Kara Petrovic is 23 years old and is currently living in Toronto, Ontario. They are a survivor of trauma three times over and are living with a variety of mental health disorders. They have been writing poetry since they were 8 years old. They have self-published a collection, titled beyond rock bottom in 2017 and have been previously published in CONKER magazine in 2018. In 2019, their work was selected for publication in Philadelphia Stories' upcoming issue. They have also been selected to read at Toronto's Emerging Writers Series 2019. They also recently self-published another collection, titled forget-me-not. They identify as genderfluid and pansexual, and this is frequently reflected upon in their work.

Photo credit: Logan Cerson.

What are you working on?

I think a more appropriate question would be what aren’t I working on. I currently am working on promoting my first collection, beyond rock bottom and my second collection out February 15 2019, forget-me-not. There are two other chapbooks that are currently undergoing the process of submission. A creative nonfiction I wrote is scheduled for publication in Philadelphia Stories this Spring. I finished the first draft of a very queer, very noir fiction book I co-wrote and am working on revisions. I’m submitting poetry like crazy, drowning under piles and piles of rejections, and desperately trying to… well, get out there.

Fern G. Z. Carr : part five

What are you working on?

I have recently finished working with my publisher, Silver Bow Publishing, on the release of my poetry collection, Shards of Crystal. I am therefore currently focussing on readings and sharing my poetry with others. 

I'm still submitting my work to journals and anthologies worldwide which I do on a regular basis.  That is in addition to my ongoing personal challenge to be published in all fifty USA states.  (I've been published in most of them so far but am working towards fifty.)

I've always composed foreign language poetry and will often translate it into English.  I'll sometimes start with one of my English poems and then translate it into another language.  My preference though is to write the poem in my language or languages of choice and then translate it into English.  It seems to come across as more genuine that way. 

All that said, I am attempting to write more poetry in Mandarin.  It is such a great language.  Typing the Chinese characters on the computer can tend to be pretty time-consuming though.

Wednesday 1 May 2019

Jules Arita Koostachin : part three

How do you know when a poem is finished?

• I know because I feel like that there is nothing left inside me, but with that stated, my poems also feel like a continuation of the one before. So when I am writing, I almost pick up where I left off, and I allow myself to travel into other realms once again.
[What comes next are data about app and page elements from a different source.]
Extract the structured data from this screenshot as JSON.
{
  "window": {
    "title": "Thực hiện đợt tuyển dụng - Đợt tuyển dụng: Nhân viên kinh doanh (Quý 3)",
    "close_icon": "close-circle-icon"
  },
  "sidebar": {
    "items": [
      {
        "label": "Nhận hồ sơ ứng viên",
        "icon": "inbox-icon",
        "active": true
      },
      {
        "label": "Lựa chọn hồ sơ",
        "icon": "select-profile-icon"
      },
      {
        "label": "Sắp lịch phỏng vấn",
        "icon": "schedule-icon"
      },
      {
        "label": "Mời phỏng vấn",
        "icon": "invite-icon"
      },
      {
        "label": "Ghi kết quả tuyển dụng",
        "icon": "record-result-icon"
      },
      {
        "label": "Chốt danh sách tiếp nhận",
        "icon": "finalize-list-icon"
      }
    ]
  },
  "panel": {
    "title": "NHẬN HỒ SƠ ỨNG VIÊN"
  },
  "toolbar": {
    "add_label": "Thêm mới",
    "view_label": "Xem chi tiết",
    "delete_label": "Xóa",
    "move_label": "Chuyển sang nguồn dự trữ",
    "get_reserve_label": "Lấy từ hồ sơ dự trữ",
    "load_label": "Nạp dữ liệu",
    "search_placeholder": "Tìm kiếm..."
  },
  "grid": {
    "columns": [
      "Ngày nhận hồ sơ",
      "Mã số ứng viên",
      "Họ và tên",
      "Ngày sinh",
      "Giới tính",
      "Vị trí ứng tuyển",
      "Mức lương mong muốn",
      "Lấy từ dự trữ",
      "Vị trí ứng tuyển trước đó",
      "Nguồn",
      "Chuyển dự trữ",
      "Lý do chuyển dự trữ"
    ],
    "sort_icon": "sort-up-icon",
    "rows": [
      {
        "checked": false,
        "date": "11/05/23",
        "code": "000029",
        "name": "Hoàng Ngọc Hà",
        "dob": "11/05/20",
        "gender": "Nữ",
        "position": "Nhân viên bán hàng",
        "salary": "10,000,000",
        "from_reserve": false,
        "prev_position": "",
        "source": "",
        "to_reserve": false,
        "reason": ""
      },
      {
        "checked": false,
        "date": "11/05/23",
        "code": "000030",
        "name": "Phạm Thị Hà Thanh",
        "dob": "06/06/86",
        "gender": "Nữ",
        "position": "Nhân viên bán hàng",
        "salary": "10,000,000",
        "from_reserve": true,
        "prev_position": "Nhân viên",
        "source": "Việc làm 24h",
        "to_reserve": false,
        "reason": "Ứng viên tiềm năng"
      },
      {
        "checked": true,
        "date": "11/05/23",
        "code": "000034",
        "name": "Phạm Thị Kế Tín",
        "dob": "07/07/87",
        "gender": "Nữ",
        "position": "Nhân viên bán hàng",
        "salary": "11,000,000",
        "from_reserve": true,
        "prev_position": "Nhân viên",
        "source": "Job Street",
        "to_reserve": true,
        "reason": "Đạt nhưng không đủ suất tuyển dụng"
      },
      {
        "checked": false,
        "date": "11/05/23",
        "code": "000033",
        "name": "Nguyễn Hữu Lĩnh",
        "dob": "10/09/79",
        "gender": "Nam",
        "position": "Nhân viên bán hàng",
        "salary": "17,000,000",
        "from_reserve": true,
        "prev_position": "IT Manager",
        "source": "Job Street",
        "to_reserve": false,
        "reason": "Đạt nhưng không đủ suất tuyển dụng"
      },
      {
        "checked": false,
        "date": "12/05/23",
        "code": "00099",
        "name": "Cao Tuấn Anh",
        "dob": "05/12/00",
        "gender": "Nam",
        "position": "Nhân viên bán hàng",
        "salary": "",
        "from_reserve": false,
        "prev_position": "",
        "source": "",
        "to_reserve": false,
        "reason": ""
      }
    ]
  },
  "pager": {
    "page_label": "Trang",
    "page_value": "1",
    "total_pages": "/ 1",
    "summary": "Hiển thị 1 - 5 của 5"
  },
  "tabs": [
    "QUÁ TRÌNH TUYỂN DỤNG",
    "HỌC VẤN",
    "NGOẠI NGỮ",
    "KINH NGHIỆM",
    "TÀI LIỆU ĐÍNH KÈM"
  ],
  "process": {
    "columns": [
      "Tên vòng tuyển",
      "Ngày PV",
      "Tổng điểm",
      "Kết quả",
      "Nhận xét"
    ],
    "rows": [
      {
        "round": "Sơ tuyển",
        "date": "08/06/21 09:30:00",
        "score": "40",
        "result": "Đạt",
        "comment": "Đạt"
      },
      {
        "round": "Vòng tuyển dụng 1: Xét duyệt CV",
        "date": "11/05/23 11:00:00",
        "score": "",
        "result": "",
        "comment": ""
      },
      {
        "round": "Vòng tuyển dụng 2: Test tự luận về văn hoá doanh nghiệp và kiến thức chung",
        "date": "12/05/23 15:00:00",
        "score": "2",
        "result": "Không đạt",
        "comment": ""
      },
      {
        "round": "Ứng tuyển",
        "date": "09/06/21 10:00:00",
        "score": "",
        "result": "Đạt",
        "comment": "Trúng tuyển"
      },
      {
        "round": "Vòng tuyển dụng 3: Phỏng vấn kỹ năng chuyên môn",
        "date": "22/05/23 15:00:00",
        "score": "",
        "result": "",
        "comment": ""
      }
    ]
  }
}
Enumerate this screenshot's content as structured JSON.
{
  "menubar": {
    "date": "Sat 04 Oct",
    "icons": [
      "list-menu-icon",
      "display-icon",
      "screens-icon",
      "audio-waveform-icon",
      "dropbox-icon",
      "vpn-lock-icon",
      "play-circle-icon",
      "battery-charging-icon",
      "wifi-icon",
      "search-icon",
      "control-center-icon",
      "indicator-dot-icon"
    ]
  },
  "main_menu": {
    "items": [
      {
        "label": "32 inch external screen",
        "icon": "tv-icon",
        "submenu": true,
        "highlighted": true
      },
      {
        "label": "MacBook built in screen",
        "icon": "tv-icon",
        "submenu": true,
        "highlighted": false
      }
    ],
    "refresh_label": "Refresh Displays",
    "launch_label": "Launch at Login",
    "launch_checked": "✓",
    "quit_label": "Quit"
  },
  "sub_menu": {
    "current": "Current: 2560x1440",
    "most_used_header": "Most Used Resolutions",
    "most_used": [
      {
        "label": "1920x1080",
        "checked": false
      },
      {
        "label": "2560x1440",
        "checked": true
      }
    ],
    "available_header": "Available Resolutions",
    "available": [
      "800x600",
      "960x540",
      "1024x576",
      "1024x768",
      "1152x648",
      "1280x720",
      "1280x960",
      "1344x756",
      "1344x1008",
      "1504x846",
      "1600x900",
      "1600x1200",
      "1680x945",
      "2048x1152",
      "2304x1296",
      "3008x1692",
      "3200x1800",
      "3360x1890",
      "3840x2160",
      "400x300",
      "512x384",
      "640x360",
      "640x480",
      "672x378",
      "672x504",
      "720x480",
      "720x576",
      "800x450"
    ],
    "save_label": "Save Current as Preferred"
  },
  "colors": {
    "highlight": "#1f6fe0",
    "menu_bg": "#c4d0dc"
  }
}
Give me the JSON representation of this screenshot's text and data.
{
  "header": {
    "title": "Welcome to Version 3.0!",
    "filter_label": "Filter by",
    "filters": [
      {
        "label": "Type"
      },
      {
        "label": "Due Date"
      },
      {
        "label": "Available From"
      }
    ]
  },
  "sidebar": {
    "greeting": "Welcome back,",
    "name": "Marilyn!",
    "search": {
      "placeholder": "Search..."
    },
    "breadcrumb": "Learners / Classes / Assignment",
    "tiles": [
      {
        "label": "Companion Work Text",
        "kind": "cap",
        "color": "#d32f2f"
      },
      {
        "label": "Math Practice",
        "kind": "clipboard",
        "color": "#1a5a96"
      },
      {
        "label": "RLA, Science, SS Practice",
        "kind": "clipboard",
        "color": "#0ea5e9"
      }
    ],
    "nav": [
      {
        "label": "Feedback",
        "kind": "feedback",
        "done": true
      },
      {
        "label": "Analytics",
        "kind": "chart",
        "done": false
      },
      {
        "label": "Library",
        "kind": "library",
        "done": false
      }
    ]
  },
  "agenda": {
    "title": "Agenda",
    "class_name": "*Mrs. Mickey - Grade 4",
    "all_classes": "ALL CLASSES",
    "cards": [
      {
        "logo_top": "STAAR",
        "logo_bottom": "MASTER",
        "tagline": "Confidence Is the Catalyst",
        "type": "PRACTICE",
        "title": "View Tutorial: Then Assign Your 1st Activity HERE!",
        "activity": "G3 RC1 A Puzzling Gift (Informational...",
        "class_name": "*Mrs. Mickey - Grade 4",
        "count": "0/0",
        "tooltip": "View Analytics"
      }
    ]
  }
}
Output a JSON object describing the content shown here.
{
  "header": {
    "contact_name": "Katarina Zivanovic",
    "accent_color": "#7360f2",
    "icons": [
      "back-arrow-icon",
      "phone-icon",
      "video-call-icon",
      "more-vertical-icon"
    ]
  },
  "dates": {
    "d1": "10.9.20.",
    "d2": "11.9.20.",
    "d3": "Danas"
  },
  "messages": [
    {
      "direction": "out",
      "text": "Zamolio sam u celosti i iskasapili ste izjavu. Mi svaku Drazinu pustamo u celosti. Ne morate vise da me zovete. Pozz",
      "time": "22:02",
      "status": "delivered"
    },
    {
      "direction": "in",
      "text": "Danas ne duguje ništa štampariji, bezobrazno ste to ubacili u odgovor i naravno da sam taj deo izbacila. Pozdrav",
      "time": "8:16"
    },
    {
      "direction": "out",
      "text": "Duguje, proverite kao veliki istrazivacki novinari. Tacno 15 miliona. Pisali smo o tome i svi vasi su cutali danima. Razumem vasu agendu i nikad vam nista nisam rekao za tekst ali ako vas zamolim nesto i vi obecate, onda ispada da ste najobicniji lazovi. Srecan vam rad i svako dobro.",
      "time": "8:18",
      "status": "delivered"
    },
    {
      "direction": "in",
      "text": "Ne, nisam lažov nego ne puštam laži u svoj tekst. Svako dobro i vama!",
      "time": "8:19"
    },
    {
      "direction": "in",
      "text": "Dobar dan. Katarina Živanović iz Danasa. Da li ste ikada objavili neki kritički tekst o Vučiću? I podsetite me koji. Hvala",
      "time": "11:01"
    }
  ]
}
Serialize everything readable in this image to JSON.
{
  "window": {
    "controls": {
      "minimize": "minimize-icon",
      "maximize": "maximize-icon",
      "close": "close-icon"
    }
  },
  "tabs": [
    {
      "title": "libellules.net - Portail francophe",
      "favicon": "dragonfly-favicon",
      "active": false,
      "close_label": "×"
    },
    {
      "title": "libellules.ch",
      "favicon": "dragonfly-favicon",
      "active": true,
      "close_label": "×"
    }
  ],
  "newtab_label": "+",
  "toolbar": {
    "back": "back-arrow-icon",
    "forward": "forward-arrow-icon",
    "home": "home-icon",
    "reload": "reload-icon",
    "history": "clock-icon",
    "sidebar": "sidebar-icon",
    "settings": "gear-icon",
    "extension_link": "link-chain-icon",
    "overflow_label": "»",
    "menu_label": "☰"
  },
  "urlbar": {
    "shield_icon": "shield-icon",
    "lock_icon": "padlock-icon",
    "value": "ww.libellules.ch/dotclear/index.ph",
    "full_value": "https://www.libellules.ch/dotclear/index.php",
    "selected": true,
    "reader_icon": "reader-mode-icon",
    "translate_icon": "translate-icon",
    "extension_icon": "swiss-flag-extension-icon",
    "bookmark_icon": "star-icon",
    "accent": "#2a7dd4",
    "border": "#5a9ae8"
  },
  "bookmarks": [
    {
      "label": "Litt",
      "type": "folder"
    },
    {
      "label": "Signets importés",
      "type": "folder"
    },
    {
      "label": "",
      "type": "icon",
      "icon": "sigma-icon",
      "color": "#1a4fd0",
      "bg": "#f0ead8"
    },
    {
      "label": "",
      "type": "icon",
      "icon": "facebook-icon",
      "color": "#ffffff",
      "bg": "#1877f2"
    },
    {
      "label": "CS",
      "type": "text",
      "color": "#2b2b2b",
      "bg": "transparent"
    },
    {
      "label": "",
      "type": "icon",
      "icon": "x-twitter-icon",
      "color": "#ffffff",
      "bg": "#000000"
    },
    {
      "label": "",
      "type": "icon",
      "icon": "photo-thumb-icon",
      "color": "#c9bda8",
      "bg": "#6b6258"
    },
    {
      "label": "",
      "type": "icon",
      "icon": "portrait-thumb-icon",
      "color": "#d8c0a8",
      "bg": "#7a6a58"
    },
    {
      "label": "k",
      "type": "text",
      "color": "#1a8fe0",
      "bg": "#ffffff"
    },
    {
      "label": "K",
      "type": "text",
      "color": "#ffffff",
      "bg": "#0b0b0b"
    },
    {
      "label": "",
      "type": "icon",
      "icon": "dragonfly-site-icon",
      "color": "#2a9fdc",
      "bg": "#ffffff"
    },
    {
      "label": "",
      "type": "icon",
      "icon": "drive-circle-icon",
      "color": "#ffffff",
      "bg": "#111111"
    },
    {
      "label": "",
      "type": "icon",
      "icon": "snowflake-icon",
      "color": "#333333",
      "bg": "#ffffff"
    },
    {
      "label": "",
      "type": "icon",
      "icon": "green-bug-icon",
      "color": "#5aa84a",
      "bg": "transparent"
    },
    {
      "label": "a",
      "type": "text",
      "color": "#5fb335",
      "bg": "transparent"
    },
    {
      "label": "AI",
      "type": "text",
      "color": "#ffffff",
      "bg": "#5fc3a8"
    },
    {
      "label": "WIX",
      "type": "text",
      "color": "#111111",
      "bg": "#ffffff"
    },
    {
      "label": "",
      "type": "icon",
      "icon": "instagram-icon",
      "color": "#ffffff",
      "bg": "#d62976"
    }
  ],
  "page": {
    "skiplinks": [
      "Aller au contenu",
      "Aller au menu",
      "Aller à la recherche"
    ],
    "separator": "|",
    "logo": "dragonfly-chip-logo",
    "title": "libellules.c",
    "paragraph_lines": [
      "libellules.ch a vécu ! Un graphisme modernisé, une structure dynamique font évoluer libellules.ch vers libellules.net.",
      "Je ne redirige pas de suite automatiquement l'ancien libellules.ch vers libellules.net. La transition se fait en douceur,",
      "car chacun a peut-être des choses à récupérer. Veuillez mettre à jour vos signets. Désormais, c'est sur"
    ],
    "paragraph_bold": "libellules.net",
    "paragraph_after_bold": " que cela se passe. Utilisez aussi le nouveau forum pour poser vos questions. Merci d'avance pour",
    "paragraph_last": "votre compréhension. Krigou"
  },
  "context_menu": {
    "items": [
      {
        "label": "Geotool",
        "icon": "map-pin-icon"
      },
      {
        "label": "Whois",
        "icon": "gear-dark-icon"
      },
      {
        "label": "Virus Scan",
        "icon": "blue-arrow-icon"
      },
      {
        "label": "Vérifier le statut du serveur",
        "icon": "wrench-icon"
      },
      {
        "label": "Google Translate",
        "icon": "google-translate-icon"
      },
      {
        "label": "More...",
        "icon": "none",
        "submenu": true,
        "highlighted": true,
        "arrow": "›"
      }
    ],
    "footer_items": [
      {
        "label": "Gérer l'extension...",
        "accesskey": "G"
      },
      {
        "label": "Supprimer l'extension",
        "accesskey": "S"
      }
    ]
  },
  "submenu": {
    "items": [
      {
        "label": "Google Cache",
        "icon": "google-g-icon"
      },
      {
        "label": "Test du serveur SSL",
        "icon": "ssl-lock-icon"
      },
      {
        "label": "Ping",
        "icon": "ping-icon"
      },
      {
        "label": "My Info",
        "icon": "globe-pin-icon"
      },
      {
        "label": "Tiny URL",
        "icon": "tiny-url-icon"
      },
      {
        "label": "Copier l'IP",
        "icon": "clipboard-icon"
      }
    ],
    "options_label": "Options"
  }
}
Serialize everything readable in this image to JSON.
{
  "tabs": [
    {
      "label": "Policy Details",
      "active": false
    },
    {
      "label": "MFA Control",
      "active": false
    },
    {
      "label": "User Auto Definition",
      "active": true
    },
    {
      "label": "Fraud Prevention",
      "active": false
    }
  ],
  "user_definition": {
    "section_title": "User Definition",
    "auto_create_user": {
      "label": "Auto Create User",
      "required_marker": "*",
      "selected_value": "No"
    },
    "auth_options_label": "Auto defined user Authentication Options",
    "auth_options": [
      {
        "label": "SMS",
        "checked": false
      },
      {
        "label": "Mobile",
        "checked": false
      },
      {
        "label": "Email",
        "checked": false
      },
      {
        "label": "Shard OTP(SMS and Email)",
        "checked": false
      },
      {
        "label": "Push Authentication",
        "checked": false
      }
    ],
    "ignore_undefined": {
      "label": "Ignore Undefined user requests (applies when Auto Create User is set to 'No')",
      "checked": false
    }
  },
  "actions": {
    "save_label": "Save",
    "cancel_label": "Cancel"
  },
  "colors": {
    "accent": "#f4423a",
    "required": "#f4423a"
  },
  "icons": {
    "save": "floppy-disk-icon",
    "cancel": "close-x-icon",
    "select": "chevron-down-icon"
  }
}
There are times when I don't really know what I will be writing about, I just sit at my computer and let my spirit guide me. After a writing session I reread my words, and often wonder where they came from...